To do. Check each line below for the word "icon". Then give only how many lines have it.

Material shown.
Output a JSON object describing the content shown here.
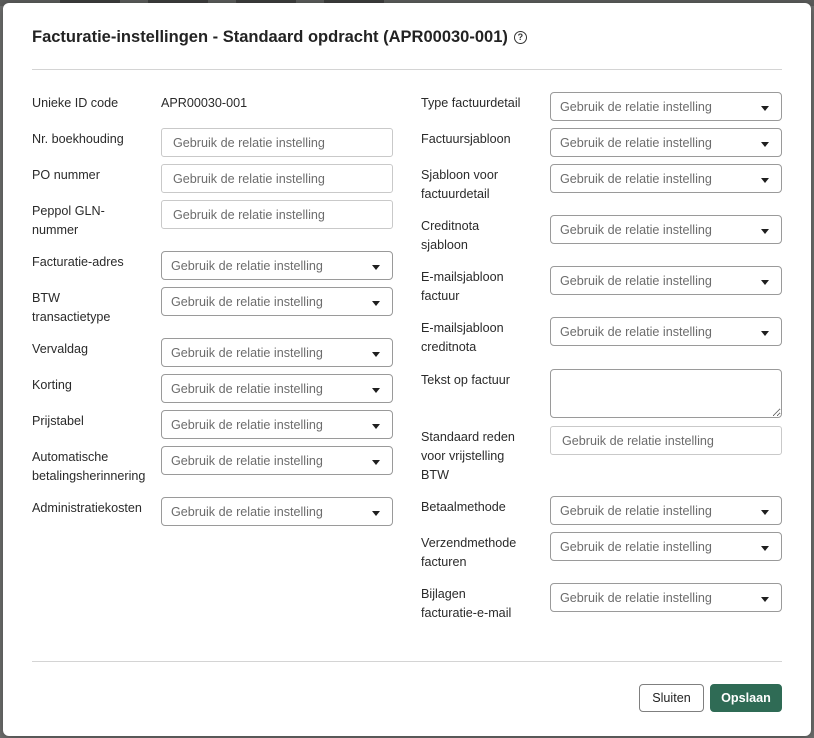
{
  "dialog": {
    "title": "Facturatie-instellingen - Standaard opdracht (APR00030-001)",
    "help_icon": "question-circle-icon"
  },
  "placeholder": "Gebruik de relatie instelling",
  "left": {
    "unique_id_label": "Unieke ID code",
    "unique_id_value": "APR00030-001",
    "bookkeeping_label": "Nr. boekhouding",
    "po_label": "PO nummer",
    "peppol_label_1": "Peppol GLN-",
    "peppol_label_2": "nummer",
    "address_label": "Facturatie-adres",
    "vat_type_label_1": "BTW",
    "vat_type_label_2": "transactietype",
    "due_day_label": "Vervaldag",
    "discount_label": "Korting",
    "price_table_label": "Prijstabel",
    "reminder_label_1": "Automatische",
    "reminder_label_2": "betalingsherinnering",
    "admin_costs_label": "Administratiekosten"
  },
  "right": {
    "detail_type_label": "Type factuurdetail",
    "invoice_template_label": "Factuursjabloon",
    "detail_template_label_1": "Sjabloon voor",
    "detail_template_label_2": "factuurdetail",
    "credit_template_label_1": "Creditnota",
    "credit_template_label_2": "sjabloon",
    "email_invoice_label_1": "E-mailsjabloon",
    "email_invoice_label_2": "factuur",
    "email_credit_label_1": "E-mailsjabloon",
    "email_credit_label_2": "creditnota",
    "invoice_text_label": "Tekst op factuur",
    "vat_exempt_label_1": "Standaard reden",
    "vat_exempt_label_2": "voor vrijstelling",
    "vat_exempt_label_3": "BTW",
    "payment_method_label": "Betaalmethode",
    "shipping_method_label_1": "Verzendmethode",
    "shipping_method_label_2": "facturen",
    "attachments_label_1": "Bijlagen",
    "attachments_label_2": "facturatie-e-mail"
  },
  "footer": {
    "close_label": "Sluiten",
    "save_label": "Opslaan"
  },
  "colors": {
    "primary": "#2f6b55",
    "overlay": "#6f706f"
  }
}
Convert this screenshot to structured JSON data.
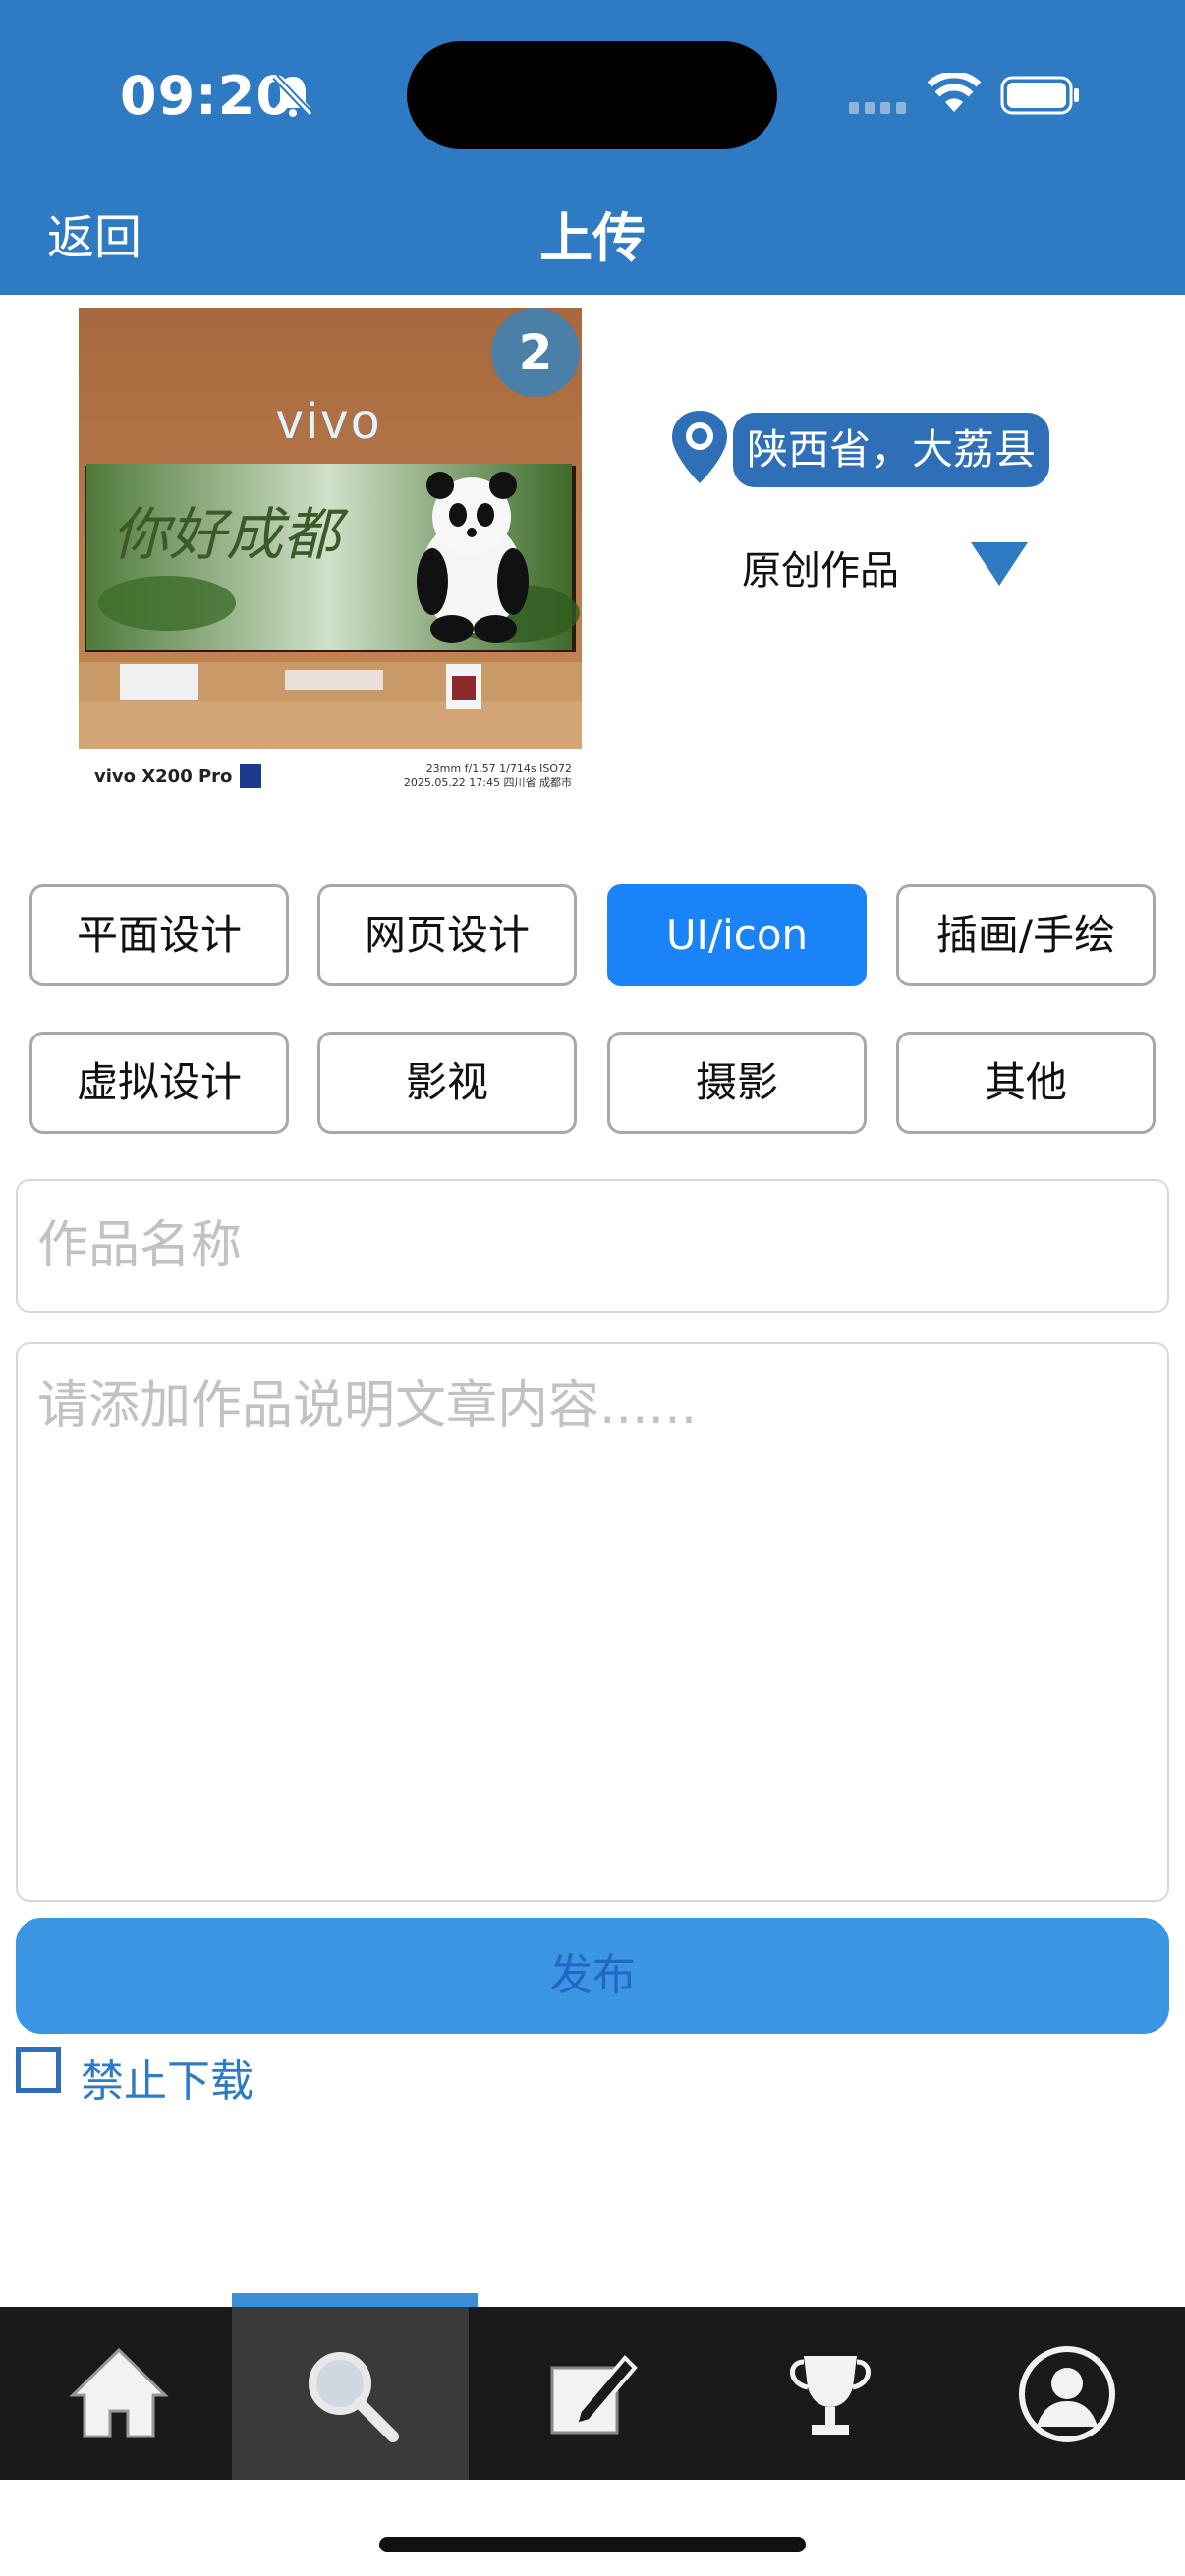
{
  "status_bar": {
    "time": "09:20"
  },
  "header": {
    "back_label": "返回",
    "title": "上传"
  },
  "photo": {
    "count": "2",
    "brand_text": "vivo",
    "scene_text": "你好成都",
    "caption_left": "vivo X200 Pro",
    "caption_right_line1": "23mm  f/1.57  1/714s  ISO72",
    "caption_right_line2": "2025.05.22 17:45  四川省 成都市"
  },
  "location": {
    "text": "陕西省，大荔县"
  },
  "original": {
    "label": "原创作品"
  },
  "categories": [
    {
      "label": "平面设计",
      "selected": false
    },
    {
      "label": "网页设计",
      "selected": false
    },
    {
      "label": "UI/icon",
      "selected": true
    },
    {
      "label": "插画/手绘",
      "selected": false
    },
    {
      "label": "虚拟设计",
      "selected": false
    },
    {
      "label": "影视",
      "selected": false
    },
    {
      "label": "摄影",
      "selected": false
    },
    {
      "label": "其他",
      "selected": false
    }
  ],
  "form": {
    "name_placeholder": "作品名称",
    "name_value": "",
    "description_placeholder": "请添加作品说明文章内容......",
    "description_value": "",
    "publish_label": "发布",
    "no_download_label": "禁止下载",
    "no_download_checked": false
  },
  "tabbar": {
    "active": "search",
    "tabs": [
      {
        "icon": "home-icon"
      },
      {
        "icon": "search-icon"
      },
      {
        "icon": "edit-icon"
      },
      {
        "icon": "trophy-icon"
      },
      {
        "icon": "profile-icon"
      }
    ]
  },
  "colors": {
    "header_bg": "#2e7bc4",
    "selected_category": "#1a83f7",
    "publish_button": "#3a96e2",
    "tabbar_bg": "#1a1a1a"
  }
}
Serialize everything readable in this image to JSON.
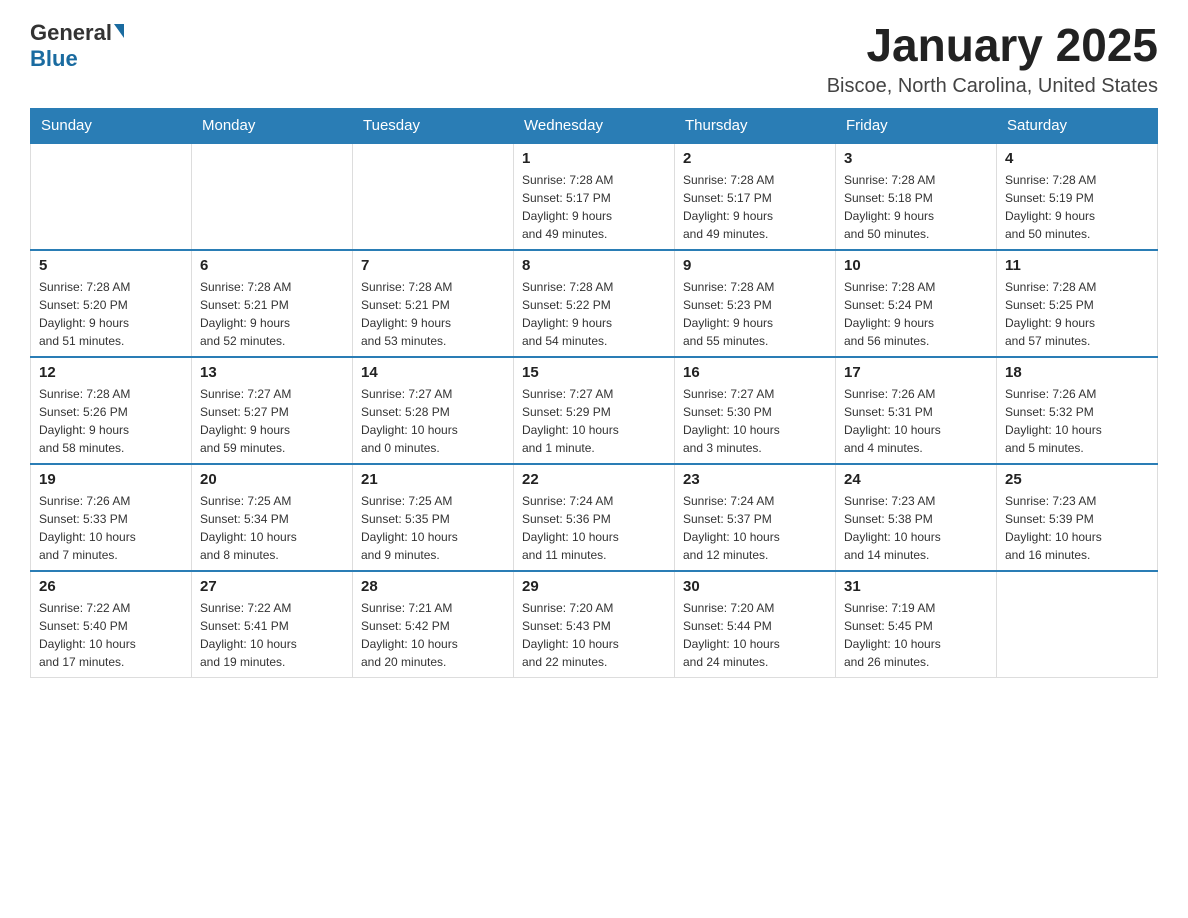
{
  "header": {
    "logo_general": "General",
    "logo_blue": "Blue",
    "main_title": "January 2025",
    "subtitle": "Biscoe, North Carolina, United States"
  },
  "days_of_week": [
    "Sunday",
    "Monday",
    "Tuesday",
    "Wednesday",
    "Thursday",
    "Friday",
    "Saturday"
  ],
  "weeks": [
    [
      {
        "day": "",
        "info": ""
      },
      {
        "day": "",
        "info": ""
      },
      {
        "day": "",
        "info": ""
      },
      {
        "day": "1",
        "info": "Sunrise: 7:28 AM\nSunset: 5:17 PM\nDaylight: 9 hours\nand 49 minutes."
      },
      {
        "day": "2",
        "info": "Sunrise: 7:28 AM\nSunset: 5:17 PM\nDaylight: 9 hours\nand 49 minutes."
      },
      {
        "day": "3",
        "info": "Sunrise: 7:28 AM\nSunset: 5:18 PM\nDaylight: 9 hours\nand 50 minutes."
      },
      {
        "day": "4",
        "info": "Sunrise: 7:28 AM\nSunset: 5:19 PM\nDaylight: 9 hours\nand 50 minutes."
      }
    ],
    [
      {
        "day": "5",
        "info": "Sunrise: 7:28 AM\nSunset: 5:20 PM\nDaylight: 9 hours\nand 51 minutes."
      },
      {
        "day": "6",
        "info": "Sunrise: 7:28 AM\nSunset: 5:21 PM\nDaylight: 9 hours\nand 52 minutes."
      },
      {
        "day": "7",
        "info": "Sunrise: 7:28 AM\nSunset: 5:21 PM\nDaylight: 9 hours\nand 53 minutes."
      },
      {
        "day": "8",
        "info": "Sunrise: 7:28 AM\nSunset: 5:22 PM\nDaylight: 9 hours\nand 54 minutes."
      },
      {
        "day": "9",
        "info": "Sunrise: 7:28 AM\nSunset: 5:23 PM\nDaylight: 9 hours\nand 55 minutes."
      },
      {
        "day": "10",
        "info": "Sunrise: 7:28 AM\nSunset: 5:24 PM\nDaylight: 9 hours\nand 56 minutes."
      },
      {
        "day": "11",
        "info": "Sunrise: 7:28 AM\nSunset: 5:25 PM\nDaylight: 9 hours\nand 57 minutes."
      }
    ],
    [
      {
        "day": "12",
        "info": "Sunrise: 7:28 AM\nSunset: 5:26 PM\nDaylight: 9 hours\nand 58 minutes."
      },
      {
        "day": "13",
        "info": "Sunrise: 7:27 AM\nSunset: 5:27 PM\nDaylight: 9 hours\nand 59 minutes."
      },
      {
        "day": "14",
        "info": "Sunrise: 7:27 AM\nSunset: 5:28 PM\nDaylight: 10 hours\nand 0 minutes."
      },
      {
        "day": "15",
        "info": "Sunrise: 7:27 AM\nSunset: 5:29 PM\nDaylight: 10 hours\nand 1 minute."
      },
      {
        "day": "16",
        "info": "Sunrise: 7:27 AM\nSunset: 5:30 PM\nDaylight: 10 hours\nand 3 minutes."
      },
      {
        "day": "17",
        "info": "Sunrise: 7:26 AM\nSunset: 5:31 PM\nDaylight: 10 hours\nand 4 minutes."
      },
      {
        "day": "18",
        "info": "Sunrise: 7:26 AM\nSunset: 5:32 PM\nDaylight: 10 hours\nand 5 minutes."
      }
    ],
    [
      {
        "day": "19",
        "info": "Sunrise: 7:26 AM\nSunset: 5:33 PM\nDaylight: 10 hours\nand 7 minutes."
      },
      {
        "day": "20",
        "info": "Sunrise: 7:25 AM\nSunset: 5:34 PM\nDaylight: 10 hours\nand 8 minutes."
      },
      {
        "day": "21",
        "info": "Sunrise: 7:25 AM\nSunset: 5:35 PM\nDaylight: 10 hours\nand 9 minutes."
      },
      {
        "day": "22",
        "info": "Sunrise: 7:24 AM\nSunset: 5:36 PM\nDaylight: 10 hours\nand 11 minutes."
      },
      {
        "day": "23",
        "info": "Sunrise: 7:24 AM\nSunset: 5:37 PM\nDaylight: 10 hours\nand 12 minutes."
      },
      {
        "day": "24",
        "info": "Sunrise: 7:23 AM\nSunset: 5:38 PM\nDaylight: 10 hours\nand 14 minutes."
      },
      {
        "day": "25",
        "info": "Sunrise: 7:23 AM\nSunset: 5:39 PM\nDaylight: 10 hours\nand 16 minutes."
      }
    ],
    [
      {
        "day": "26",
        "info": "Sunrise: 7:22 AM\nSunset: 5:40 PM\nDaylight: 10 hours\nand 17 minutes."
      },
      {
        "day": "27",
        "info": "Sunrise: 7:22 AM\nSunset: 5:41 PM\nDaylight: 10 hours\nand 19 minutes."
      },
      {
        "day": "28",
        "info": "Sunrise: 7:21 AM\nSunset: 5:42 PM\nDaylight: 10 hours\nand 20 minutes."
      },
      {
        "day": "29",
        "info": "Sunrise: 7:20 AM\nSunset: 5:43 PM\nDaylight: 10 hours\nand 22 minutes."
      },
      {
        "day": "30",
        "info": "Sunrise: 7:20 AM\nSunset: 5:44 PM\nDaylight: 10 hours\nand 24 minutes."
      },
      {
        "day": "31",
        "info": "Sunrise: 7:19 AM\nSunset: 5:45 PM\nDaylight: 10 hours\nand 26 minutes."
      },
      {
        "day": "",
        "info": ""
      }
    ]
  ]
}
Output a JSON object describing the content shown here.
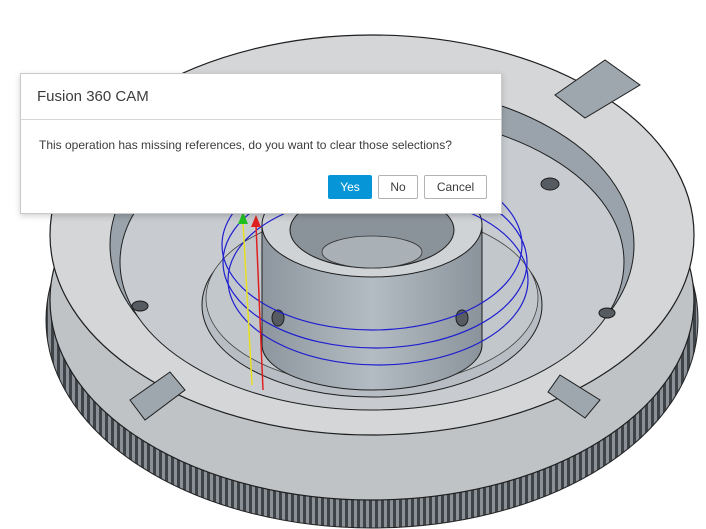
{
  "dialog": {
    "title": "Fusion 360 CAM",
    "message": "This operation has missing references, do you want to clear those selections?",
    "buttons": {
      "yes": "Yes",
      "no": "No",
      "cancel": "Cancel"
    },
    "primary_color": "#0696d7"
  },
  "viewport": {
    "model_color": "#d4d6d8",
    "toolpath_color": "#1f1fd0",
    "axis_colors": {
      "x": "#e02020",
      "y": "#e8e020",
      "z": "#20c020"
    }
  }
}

Written response. 7